When David McConnell founded his company, Avon was first known as the California Perfume Company. The company was named Avon in 1939, as a tribute to his favorite writer, William Shakespeare. As the first "Avon Lady", Mrs. P.F.E. Albee initiated the company's famous direct-selling method, and her name is still honored today in the company. Avon established itself as a household name in the Fifties and Sixties with a worldwide network of door-to-door sales-ladies. Today, Avon remains the world's largest direct seller of cosmetic products with operations in 143 countries through 4.4 million independent sales representatives.
Since its beginnings, the firm has evolved enormously due to the influence of various microenvironmental actors and macroenvironmental forces. Not only do these factors shape Avon's domestic marketing strategy, but these environments also have a great importance in the firm's international activities. Furthermore, the company still has to improve specific aspects of its strategy if it wants to maintain its position on the American market and in its international activities.
I. Avon's marketing strategy in the U.S.A.
Since it's creation in 1886, Avon has gone through many changes in its marketing strategy. Throughout the years, Avon has tried to adjust its strategy in order to maintain/increase its market share within the USA. To do so, the firm had to take into consideration all the actors and forces of the American market.
A. The actors in the microenvironment
For Avon, the microenvironment is somewhat different than for a traditional firm. Indeed, since it sells its products through direct selling, there are no marketing intermediaries. This aspect gives the firm more freedom in putting its strategy in action.
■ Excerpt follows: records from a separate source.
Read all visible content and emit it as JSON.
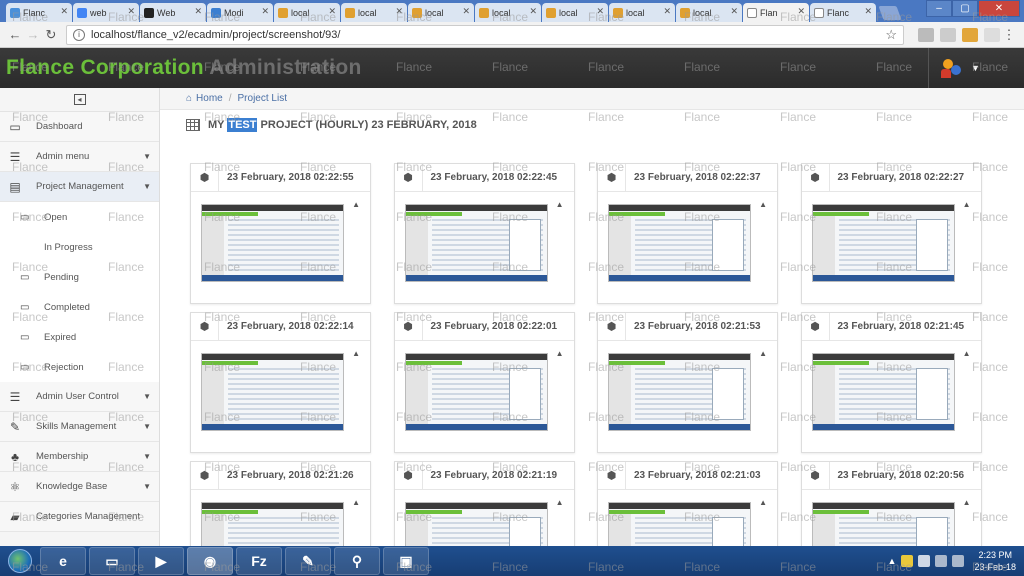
{
  "browser": {
    "tabs": [
      {
        "label": "Flanc",
        "active": false,
        "favicon_color": "#4a90d9"
      },
      {
        "label": "web",
        "active": false,
        "favicon_color": "#4285f4"
      },
      {
        "label": "Web",
        "active": false,
        "favicon_color": "#222222"
      },
      {
        "label": "Modi",
        "active": false,
        "favicon_color": "#3b7fd1"
      },
      {
        "label": "local",
        "active": false,
        "favicon_color": "#e0a030"
      },
      {
        "label": "local",
        "active": false,
        "favicon_color": "#e0a030"
      },
      {
        "label": "local",
        "active": false,
        "favicon_color": "#e0a030"
      },
      {
        "label": "local",
        "active": false,
        "favicon_color": "#e0a030"
      },
      {
        "label": "local",
        "active": false,
        "favicon_color": "#e0a030"
      },
      {
        "label": "local",
        "active": false,
        "favicon_color": "#e0a030"
      },
      {
        "label": "local",
        "active": false,
        "favicon_color": "#e0a030"
      },
      {
        "label": "Flan",
        "active": true,
        "favicon_color": "#ffffff"
      },
      {
        "label": "Flanc",
        "active": false,
        "favicon_color": "#ffffff"
      }
    ],
    "url": "localhost/flance_v2/ecadmin/project/screenshot/93/"
  },
  "app": {
    "brand": "Flance Corporation",
    "brand_suffix": "Administration"
  },
  "sidebar": {
    "items": [
      {
        "label": "Dashboard",
        "icon": "monitor-icon",
        "glyph": "▭",
        "arrow": false
      },
      {
        "label": "Admin menu",
        "icon": "list-icon",
        "glyph": "☰",
        "arrow": true
      },
      {
        "label": "Project Management",
        "icon": "project-icon",
        "glyph": "▤",
        "arrow": true,
        "active": true
      }
    ],
    "sub_items": [
      {
        "label": "Open",
        "glyph": "▭"
      },
      {
        "label": "In Progress",
        "glyph": ""
      },
      {
        "label": "Pending",
        "glyph": "▭"
      },
      {
        "label": "Completed",
        "glyph": "▭"
      },
      {
        "label": "Expired",
        "glyph": "▭"
      },
      {
        "label": "Rejection",
        "glyph": "▭"
      }
    ],
    "more_items": [
      {
        "label": "Admin User Control",
        "icon": "list-icon",
        "glyph": "☰",
        "arrow": true
      },
      {
        "label": "Skills Management",
        "icon": "wrench-icon",
        "glyph": "✎",
        "arrow": true
      },
      {
        "label": "Membership",
        "icon": "users-icon",
        "glyph": "♣",
        "arrow": true
      },
      {
        "label": "Knowledge Base",
        "icon": "atom-icon",
        "glyph": "⚛",
        "arrow": true
      },
      {
        "label": "Categories Management",
        "icon": "folder-icon",
        "glyph": "▰",
        "arrow": false
      }
    ]
  },
  "breadcrumb": {
    "home": "Home",
    "sep": "/",
    "current": "Project List"
  },
  "page": {
    "title_pre": "MY ",
    "title_highlight": "TEST",
    "title_post": " PROJECT (HOURLY) 23 FEBRUARY, 2018"
  },
  "screenshots": [
    "23 February, 2018 02:22:55",
    "23 February, 2018 02:22:45",
    "23 February, 2018 02:22:37",
    "23 February, 2018 02:22:27",
    "23 February, 2018 02:22:14",
    "23 February, 2018 02:22:01",
    "23 February, 2018 02:21:53",
    "23 February, 2018 02:21:45",
    "23 February, 2018 02:21:26",
    "23 February, 2018 02:21:19",
    "23 February, 2018 02:21:03",
    "23 February, 2018 02:20:56"
  ],
  "watermark_text": "Flance",
  "taskbar": {
    "apps": [
      "ie-icon",
      "explorer-icon",
      "media-icon",
      "chrome-icon",
      "filezilla-icon",
      "notepad-icon",
      "network-icon",
      "app-icon"
    ],
    "time": "2:23 PM",
    "date": "23-Feb-18"
  }
}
However, like all other companies, Avon must take into consideration the 4 other actors of their microenvironment.
- The company:
For more than a century, the...